» **PROBLEM STATEMENT**: Find the word "value" in the listing, and copy out each line where it turns up.
(MATERIALS PROVIDED)
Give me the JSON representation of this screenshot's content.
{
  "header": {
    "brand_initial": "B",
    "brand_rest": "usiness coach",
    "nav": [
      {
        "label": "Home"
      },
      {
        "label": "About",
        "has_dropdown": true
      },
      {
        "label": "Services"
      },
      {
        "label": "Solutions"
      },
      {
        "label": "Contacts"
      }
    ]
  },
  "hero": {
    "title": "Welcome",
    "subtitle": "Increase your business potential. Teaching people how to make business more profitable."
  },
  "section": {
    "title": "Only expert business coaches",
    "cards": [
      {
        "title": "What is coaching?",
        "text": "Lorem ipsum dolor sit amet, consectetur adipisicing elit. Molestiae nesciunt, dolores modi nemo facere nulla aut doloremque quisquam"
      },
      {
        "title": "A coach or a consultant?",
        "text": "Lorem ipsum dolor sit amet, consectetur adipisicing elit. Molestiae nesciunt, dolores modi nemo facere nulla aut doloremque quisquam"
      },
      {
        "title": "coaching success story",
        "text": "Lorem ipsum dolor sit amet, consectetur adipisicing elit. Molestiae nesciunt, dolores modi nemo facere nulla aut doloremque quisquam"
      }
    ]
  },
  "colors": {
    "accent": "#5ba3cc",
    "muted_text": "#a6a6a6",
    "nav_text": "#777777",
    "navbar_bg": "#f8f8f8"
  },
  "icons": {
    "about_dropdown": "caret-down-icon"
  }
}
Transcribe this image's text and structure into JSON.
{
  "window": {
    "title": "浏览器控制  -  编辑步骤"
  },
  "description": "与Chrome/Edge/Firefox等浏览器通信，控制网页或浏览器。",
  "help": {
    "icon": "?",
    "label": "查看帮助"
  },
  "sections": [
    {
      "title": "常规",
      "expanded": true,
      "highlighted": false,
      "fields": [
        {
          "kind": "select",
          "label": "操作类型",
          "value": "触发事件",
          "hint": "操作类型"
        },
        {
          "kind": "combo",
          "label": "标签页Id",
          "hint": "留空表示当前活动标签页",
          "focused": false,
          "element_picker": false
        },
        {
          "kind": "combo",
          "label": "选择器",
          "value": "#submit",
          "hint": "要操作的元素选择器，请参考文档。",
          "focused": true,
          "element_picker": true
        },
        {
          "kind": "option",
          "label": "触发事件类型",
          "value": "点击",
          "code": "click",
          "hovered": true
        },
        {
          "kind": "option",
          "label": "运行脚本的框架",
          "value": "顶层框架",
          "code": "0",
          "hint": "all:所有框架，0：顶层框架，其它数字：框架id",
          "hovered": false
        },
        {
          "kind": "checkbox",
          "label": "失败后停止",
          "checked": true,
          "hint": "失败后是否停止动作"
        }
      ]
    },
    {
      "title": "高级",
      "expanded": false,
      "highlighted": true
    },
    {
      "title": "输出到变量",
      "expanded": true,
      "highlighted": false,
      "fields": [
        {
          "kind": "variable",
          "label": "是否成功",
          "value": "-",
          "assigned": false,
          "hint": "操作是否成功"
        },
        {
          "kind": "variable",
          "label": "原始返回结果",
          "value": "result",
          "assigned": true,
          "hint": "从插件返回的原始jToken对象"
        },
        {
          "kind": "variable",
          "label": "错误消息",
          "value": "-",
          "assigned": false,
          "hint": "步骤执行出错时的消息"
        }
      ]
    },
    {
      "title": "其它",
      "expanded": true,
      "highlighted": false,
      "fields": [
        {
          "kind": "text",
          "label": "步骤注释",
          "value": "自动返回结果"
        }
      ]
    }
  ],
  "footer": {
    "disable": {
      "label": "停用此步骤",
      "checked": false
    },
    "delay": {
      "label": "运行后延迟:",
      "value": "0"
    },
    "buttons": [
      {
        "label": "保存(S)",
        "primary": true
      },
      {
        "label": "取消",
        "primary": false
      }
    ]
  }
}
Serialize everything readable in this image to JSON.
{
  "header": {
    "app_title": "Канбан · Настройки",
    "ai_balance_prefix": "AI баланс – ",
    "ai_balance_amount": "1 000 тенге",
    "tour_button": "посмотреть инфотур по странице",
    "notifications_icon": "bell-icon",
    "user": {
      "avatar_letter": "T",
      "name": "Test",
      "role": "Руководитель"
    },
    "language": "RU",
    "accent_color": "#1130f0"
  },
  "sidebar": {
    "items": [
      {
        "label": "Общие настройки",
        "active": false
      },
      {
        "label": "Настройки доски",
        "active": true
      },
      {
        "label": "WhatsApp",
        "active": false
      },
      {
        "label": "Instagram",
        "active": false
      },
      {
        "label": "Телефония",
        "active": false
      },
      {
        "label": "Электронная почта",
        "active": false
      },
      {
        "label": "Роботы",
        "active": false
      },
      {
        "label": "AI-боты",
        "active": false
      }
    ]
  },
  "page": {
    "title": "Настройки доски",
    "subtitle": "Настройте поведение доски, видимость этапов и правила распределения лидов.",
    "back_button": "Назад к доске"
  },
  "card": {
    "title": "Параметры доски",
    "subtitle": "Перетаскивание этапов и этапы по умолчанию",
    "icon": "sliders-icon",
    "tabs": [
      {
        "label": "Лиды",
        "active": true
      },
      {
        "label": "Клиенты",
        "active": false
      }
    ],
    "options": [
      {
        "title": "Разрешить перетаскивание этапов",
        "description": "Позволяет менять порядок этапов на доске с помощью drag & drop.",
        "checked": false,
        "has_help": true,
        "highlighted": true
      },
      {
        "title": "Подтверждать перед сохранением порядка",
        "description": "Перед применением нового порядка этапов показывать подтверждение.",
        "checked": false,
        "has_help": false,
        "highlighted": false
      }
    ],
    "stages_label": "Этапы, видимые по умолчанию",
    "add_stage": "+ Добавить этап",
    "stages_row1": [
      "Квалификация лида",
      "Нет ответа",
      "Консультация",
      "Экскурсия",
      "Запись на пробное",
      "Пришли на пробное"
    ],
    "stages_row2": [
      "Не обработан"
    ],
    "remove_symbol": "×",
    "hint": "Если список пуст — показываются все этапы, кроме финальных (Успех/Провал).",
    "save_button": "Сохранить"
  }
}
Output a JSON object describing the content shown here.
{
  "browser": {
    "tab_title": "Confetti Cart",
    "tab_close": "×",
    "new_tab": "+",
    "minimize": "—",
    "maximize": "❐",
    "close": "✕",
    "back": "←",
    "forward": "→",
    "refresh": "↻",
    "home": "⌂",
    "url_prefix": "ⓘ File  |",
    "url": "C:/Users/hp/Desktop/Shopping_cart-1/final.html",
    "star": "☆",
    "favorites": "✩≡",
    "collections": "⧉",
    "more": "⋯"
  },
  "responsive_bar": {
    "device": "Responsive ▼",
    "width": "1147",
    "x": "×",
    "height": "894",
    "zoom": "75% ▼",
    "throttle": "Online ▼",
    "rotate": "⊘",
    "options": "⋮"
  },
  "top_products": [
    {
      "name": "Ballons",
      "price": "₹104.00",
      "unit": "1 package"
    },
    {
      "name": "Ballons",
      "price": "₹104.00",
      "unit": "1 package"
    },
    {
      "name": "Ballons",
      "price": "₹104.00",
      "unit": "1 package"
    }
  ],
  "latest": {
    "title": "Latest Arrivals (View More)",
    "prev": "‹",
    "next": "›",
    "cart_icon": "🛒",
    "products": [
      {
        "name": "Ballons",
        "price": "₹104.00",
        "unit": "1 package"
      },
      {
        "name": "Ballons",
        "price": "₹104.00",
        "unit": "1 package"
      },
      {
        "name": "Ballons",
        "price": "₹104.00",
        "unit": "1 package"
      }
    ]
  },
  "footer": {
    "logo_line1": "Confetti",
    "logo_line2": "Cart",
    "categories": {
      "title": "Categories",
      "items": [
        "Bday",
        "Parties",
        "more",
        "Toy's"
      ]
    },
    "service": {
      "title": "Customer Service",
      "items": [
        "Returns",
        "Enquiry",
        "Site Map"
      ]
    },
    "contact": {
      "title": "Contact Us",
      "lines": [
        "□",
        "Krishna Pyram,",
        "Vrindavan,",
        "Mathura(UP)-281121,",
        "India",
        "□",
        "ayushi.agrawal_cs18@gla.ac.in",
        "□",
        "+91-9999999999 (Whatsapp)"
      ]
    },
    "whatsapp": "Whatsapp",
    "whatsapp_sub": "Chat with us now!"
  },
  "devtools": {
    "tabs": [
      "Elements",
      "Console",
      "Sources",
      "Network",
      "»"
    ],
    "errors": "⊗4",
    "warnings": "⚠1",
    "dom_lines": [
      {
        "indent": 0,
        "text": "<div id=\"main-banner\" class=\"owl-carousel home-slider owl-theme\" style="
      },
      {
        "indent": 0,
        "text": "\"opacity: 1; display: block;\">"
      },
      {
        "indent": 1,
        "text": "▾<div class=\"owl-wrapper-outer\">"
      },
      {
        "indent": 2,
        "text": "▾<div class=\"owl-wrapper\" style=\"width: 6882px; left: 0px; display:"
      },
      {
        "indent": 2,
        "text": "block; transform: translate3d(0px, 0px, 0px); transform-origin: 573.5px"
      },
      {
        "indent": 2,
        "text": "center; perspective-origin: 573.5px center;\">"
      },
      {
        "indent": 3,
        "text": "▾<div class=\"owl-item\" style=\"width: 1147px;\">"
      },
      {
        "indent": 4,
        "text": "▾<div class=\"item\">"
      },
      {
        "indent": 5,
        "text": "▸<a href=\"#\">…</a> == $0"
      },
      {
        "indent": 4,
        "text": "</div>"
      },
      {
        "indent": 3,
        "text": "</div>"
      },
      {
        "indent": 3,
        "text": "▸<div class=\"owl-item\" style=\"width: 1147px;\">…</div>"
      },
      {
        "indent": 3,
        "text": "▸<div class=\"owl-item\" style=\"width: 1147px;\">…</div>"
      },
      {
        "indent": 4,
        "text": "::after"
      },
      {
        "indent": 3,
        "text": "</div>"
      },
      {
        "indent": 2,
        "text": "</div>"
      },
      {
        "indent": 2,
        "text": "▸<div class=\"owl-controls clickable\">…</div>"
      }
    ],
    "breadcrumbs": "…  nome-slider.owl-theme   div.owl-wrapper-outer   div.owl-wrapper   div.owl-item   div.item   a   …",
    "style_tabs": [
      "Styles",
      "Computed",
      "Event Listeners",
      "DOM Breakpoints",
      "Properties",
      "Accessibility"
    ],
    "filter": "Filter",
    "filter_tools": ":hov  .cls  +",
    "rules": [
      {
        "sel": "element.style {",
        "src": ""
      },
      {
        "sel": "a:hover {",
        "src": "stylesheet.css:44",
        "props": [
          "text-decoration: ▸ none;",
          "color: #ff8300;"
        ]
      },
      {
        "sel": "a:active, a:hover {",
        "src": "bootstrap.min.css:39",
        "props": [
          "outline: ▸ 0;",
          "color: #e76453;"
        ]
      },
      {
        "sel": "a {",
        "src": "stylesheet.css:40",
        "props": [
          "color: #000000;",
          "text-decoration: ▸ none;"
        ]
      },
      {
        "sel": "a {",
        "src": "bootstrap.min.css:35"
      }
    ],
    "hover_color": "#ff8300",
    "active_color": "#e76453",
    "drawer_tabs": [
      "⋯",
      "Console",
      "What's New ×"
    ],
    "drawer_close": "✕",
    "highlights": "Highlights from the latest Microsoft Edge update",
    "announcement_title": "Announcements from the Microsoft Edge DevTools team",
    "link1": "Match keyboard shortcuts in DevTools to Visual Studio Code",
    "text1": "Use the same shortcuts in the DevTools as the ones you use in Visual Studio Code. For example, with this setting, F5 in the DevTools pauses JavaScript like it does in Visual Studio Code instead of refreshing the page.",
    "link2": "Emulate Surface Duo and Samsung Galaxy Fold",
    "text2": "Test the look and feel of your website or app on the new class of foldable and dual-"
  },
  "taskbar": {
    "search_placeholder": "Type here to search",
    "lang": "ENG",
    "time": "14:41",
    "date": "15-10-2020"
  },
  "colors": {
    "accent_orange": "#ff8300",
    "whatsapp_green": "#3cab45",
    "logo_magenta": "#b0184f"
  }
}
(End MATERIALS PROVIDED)
» **REPLY**:
          "value": "触发事件",
          "value": "#submit",
          "value": "点击",
          "value": "顶层框架",
          "value": "-",
          "value": "result",
          "value": "-",
          "value": "自动返回结果"
      "value": "0"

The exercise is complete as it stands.